PROVIDED ENTRIES >>
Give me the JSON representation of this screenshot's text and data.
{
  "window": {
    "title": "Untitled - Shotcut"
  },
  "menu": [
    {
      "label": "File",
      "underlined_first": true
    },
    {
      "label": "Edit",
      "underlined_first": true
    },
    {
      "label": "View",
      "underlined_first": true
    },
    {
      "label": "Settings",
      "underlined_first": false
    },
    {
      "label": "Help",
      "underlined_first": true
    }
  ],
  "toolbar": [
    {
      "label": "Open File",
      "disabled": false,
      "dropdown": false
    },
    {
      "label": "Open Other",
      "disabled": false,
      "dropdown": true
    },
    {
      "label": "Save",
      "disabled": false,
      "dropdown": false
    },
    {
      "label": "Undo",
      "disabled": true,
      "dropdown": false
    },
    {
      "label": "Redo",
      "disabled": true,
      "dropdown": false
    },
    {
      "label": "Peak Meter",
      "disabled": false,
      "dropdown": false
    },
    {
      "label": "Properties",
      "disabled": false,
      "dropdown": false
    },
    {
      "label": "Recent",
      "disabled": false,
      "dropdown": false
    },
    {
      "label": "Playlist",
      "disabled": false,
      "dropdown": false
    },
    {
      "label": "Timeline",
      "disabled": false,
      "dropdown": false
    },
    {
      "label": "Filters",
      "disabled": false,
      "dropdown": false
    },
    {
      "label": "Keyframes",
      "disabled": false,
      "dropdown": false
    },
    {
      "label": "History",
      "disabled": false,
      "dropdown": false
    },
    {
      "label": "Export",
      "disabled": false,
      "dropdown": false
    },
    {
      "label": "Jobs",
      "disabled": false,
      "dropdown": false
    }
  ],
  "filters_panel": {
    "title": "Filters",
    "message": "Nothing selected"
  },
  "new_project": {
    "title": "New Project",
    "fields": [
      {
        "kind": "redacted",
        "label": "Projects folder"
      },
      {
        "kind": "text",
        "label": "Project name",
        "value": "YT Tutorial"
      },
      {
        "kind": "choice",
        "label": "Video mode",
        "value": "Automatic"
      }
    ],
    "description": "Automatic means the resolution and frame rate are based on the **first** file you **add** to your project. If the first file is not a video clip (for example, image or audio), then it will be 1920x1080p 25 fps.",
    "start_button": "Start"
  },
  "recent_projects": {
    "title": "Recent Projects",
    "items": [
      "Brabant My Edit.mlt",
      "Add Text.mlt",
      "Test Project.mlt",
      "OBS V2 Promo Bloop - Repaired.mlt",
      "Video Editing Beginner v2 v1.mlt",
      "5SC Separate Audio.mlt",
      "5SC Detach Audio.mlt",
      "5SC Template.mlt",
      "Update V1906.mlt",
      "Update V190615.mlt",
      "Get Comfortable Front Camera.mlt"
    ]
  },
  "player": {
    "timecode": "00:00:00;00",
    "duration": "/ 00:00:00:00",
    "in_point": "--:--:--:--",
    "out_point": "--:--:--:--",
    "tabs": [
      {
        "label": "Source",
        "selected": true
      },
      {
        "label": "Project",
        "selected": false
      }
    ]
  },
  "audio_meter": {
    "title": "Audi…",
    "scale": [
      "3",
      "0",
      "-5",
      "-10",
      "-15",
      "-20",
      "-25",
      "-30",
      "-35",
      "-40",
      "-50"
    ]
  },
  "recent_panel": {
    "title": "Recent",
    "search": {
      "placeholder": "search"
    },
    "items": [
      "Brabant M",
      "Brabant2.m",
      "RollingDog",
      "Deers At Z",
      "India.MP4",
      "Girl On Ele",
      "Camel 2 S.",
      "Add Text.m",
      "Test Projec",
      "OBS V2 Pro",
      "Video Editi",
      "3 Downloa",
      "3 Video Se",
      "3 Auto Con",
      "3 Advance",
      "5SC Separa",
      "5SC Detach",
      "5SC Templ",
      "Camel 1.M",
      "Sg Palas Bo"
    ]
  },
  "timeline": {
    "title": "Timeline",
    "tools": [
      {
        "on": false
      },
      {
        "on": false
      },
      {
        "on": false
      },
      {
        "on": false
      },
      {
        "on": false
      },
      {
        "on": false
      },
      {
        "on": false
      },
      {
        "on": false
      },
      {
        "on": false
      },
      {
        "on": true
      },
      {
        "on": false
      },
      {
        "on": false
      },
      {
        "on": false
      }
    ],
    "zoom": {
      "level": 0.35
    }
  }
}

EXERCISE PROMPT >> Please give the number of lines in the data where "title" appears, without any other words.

COMPLETED EXERCISE >> 7